Adam's insistence annoyed Bakari. He took the habit of hiding in the toilets during prayer to avoid sermons. After the last prayer, he headed to the canteen for dinner. Jun Kai was waiting in line. When his turn came, he grabbed a plate and moved forward. Then, three Malays in djellabas shoved him out of the line and served themselves before him. Jun Kai stayed aside, head down, and waited for the men to finish.
Bakari saw the scene and rushed to defend him. Jun Kai grabbed his arm and whispered, “Please be quiet. I’ll explain. Be quiet, please.” Bakari obeyed. They waited for the three men to move on, filled up their plate, and sat at the back of the canteen. Jun Kai, calm and unmoved, began drinking his soup.
Bakari: You want to tell me what was that?
Jun Kai: That is normal.
Bakari: What do you mean?
Jun Kai: I am not Bumiputra.
Jun Kai: Bumiputra means native Malay.
Jun Kai: Non-Bumiputras do not have the same privileges.
Bakari: But…weren't you born here!?
Jun Kai: That does not matter.
Bakari: Still, you should have let me stop those guys.
Jun Kai: No. Actually, you would have only made it worse. They might have backed down, but as soon as I am alone again, they will make me regret it. Better to stay quiet.
Bakari: This is outrageous! They were so nice to me.
Jun Kai: It’s because you’re Muslim.
Bakari: Not really…
Jun Kai: They think you are, so even if you don’t pray with them, they will try to put you back on the straight and narrow path. With me, they lost hope.
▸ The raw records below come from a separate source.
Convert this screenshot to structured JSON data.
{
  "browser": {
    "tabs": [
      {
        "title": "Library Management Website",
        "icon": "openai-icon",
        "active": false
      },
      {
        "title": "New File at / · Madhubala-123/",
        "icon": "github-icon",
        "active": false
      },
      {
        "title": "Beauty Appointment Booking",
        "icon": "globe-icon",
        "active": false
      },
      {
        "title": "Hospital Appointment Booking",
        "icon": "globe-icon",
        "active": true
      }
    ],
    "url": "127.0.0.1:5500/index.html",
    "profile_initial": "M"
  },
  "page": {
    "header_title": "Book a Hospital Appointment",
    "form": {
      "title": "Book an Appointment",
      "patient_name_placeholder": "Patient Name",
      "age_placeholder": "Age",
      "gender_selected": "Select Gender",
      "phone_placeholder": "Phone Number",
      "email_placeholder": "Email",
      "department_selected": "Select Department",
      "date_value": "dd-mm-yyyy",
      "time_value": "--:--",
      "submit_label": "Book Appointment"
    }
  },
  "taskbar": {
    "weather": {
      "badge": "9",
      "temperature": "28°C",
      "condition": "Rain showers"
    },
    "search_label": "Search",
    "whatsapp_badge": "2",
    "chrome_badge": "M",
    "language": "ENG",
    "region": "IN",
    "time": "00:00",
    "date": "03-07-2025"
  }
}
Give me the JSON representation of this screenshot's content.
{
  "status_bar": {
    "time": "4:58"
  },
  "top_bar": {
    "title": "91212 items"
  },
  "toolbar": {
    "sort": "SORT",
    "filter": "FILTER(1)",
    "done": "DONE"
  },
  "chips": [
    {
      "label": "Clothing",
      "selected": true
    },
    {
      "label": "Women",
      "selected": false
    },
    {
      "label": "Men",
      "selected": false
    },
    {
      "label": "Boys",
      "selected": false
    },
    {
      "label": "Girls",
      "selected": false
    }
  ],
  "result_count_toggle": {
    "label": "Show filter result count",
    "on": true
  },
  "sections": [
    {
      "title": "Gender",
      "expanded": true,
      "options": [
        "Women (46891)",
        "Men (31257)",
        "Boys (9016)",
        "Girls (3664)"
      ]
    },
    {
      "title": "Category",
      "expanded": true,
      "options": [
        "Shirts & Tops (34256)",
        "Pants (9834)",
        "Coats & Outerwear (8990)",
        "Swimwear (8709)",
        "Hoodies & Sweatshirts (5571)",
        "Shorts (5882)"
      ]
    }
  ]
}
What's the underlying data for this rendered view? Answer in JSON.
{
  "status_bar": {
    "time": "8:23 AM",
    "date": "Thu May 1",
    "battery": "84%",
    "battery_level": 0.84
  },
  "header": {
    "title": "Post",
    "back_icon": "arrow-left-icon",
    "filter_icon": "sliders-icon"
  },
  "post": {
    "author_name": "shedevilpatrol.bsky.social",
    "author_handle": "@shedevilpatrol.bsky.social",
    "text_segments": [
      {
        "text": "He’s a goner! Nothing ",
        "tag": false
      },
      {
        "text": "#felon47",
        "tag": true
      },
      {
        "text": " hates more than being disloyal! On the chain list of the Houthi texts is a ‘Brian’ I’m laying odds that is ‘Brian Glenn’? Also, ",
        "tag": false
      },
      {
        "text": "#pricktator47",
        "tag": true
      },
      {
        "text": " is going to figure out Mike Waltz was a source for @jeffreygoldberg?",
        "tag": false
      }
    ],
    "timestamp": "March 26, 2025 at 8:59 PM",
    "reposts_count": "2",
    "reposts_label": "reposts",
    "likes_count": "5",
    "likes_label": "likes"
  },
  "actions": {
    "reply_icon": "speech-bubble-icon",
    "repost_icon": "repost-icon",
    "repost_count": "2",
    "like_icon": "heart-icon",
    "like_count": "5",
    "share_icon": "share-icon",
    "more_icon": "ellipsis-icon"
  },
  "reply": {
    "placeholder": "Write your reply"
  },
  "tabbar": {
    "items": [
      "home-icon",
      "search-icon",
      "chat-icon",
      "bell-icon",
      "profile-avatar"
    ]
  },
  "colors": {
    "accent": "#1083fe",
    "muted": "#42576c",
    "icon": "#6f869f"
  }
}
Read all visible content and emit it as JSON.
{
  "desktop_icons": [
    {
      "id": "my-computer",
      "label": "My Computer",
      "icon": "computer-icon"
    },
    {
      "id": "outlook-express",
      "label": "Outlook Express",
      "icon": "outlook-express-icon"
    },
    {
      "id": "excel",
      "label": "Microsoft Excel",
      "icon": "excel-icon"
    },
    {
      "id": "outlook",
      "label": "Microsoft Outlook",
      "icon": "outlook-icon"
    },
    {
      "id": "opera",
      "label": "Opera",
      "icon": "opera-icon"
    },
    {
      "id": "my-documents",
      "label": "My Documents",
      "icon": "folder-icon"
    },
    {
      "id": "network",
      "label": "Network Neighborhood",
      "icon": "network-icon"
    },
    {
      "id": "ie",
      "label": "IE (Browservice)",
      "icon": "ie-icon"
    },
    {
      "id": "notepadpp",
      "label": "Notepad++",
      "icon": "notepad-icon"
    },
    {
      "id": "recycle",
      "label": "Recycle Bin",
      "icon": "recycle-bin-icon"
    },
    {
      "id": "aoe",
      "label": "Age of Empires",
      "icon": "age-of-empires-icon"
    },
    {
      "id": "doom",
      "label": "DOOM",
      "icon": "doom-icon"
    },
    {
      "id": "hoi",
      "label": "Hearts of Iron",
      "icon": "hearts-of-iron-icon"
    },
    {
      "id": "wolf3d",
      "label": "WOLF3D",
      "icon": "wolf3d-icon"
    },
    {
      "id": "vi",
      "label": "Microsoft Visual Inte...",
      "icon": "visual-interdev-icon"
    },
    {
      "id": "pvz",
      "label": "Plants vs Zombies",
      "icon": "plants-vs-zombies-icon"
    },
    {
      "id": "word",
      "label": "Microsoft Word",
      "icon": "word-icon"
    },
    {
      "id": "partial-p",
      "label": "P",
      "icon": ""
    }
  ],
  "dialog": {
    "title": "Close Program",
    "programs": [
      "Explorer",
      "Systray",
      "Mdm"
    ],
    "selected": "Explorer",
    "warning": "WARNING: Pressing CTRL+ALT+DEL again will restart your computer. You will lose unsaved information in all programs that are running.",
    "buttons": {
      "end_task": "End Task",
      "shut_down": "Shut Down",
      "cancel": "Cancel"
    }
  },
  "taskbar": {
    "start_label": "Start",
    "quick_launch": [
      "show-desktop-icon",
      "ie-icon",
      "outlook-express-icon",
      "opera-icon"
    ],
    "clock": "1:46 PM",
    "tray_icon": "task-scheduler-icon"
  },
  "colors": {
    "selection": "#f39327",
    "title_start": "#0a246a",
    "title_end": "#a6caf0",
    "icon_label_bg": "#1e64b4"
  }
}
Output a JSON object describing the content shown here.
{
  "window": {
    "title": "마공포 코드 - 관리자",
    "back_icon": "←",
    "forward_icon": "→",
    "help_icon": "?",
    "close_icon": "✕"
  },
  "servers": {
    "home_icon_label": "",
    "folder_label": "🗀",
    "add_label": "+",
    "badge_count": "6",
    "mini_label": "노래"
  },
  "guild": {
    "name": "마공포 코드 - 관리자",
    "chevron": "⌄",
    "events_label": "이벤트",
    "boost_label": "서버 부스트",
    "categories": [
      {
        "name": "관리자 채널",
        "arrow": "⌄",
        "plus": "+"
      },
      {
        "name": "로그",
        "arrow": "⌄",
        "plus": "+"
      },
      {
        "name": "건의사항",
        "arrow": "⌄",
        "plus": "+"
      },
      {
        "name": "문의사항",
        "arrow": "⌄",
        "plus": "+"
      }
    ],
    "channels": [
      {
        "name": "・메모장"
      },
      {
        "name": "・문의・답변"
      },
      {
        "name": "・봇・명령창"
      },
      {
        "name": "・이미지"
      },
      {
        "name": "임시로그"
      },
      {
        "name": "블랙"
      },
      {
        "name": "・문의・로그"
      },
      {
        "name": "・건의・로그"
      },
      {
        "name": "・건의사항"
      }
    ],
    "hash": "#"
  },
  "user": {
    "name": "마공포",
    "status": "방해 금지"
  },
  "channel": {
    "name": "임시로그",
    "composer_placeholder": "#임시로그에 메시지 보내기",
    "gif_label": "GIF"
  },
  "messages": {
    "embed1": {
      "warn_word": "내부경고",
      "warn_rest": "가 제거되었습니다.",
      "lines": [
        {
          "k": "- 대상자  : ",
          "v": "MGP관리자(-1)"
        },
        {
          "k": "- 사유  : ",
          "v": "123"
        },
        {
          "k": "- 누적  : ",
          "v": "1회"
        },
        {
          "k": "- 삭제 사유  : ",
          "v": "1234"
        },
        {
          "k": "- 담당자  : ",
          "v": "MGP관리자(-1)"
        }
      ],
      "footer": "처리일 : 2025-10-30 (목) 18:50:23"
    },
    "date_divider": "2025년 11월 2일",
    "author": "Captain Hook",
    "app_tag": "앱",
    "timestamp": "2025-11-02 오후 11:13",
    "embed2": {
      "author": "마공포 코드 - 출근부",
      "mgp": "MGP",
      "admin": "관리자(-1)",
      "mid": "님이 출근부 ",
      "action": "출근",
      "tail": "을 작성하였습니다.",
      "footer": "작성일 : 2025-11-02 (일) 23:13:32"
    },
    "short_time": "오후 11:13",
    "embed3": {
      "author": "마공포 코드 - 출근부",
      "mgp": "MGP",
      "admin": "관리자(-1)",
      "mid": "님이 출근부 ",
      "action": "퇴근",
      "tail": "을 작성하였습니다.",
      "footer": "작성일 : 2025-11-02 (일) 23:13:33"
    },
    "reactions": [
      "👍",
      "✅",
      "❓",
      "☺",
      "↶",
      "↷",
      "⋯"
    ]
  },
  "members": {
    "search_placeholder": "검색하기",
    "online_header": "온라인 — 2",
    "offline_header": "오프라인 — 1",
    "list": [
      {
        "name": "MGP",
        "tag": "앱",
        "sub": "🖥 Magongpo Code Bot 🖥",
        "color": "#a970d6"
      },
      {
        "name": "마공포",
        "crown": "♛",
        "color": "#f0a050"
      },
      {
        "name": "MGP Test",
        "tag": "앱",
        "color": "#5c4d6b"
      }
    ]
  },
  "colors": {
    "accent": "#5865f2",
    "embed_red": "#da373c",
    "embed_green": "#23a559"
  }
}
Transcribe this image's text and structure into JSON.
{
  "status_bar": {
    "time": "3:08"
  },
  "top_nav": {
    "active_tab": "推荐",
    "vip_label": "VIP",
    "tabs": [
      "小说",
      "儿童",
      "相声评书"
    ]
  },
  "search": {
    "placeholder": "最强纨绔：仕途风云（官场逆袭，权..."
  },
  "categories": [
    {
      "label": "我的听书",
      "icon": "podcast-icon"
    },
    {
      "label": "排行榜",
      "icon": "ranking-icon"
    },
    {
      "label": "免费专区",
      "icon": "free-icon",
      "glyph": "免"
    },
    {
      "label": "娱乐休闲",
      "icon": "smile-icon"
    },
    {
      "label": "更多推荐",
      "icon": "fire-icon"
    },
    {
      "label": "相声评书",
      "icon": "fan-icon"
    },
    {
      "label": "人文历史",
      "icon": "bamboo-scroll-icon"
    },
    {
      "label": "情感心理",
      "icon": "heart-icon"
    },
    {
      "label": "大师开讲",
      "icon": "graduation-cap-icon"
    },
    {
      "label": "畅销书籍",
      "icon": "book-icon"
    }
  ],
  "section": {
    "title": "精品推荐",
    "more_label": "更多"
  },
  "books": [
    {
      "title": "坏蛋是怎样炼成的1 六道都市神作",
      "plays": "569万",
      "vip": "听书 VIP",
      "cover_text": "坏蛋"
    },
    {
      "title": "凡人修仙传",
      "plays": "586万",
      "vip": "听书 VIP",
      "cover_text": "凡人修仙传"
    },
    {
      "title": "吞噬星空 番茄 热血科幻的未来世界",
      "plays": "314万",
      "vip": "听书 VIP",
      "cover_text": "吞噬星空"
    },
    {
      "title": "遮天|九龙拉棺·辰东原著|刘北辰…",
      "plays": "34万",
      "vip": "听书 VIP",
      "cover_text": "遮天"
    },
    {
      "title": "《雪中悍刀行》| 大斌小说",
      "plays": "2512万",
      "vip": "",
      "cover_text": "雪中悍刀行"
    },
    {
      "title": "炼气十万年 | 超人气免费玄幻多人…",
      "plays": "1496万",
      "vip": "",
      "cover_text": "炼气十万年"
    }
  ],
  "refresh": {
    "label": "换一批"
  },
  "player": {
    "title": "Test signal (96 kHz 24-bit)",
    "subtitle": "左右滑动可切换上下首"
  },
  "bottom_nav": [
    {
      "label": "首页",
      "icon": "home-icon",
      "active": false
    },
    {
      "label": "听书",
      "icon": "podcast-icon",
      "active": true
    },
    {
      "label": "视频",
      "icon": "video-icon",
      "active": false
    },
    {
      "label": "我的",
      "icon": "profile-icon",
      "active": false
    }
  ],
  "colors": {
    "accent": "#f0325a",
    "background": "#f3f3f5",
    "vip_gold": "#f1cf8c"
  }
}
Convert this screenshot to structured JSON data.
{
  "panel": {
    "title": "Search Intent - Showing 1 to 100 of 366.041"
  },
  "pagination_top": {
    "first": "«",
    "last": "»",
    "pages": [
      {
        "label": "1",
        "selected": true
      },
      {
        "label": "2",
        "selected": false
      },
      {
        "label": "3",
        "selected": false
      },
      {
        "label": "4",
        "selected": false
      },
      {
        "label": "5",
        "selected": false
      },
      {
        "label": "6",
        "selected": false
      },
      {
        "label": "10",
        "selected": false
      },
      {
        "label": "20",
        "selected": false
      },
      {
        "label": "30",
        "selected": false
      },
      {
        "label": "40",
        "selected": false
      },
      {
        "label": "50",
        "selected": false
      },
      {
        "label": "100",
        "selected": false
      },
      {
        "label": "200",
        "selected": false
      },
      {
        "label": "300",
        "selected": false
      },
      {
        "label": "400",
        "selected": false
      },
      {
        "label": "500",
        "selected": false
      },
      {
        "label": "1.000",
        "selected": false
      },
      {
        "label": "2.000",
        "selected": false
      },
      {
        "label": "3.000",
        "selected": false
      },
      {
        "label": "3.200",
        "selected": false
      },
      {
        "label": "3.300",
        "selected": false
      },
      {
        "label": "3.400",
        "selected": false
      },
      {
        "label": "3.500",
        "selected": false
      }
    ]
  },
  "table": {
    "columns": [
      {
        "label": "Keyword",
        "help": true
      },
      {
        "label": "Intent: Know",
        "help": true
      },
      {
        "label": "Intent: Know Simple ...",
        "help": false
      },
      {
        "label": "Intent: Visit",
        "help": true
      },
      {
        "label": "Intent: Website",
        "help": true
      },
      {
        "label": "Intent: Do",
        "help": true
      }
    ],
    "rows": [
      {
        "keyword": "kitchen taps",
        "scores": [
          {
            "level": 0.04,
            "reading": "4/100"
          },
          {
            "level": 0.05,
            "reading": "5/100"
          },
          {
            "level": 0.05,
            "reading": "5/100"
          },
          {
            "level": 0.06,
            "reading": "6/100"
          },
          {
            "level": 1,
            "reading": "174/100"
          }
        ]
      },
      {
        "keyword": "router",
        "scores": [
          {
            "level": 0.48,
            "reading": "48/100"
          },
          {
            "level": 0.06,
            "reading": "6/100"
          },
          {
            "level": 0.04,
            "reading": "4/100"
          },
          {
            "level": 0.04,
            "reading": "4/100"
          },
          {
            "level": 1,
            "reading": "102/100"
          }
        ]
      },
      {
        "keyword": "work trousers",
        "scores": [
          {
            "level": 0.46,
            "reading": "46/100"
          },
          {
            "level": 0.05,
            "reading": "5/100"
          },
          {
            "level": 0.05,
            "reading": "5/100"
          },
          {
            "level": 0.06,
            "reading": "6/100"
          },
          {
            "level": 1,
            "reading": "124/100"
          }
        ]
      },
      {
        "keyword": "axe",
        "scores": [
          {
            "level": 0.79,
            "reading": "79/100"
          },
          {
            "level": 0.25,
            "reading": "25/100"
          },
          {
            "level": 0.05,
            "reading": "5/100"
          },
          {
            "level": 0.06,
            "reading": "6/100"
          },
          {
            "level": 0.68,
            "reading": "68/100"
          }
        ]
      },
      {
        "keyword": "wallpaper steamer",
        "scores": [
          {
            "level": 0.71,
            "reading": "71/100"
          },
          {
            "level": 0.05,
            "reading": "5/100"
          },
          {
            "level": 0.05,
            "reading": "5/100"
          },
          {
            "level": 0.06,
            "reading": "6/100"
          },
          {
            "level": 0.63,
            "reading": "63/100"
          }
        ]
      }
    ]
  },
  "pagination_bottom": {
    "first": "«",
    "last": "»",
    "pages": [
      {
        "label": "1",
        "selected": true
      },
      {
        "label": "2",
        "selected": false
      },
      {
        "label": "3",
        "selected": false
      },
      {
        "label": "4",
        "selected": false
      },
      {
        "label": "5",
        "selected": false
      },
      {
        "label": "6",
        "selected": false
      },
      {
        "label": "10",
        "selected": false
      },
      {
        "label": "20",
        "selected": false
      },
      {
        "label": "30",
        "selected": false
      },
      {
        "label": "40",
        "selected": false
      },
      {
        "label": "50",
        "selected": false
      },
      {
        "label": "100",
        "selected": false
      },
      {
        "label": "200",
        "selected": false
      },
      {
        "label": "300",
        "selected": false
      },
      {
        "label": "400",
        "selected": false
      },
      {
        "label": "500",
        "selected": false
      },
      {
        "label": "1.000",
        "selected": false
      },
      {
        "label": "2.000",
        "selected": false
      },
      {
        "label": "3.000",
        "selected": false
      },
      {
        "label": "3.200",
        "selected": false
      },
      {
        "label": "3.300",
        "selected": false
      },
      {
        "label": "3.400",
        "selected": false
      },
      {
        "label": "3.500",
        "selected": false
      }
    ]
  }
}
Bakari: Can’t you convert to Islam to get around? I mean, just on paper. It's a quick ceremony. That’s how foreigners do it to marry Moroccans.
Jun Kai: Even if I did, it would not change anything. Because I’m Malaysian Chinese, I don’t have the same rights and privileges.
Bakari: Like what? What are you talking about?
Jun Kai: Administrative rights. Education, scholarships, and jobs mainly. There are quotas based on one’s ethnicity and religion. As a Malay Chinese and non-Muslim, I am the runt of the litter.
Bakari: This is racial discrimination!
Jun Kai: It’s in the Malaysian constitution.
Bakari: And I thought Malaysia was a tolerant country!
Jun Kai: It is. Malay Chinese and South Indians live in peace among Malays. Malaysians are tolerant. The issue is not with the people.
Bakari: You call that tolerance?
Jun Kai: It's relative. In Myanmar, Rohingyas are persecuted. In China, Uighurs are imprisoned. In Malaysia, everyone can practice their religion in peace. There are Mosques, Churches, Buddhist temples, and even Hindu deities statues. So yes, Malaysia is tolerant.
Jun Kai smiled and thanked him for his concern. They finished their meal in silence in the now empty canteen. Bakari chewed over Jun Kai's words. He made a point that could not be argued. Compared to its neighbors, Malaysia was indeed a tolerant country.
Over the weeks, Bakari bonded with Jun Kai. He was the only person he understood and ironically, the least influential worker on site. Though Bakari was not affected by it, institutionalized racism triggered him. To him, France was a thousand times more racist than Malaysia. But there was no distinction among French citizens in the constitution. And somehow, that made all the difference.
Bakari completed his 28-day mission and faked a back injury on his last day, forcing his insurance to repatriate him. Otherwise he would have to resume work five days later, for another 28-day shift. Bitter, he put Malaysia in the same box as Israel and Saudi Arabia, and swore to never return until they changed the constitution.
He might even pray for that.